(Web page and app entries)
---

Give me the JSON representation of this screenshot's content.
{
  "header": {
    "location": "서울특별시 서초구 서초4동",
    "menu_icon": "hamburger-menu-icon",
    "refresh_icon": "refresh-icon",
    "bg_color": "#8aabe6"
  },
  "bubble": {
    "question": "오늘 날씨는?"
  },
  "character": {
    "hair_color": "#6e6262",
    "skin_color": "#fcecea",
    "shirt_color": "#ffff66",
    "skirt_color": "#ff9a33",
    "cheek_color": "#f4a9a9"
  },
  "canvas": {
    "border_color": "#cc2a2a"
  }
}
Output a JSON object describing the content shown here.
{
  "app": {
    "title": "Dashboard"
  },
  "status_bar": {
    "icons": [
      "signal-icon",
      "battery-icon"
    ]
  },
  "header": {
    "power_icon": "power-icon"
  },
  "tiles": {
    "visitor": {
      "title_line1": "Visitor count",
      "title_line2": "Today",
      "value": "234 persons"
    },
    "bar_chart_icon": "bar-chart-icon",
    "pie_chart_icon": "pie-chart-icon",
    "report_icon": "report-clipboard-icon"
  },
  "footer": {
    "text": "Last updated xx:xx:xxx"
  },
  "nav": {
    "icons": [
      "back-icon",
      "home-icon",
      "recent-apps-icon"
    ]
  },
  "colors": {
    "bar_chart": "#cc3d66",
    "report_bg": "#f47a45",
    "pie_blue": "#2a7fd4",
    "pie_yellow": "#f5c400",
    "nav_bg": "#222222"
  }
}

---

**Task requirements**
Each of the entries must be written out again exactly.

**Completed task**
Give me the JSON representation of this screenshot's content.
{
  "header": {
    "location": "서울특별시 서초구 서초4동",
    "menu_icon": "hamburger-menu-icon",
    "refresh_icon": "refresh-icon",
    "bg_color": "#8aabe6"
  },
  "bubble": {
    "question": "오늘 날씨는?"
  },
  "character": {
    "hair_color": "#6e6262",
    "skin_color": "#fcecea",
    "shirt_color": "#ffff66",
    "skirt_color": "#ff9a33",
    "cheek_color": "#f4a9a9"
  },
  "canvas": {
    "border_color": "#cc2a2a"
  }
}
Output a JSON object describing the content shown here.
{
  "app": {
    "title": "Dashboard"
  },
  "status_bar": {
    "icons": [
      "signal-icon",
      "battery-icon"
    ]
  },
  "header": {
    "power_icon": "power-icon"
  },
  "tiles": {
    "visitor": {
      "title_line1": "Visitor count",
      "title_line2": "Today",
      "value": "234 persons"
    },
    "bar_chart_icon": "bar-chart-icon",
    "pie_chart_icon": "pie-chart-icon",
    "report_icon": "report-clipboard-icon"
  },
  "footer": {
    "text": "Last updated xx:xx:xxx"
  },
  "nav": {
    "icons": [
      "back-icon",
      "home-icon",
      "recent-apps-icon"
    ]
  },
  "colors": {
    "bar_chart": "#cc3d66",
    "report_bg": "#f47a45",
    "pie_blue": "#2a7fd4",
    "pie_yellow": "#f5c400",
    "nav_bg": "#222222"
  }
}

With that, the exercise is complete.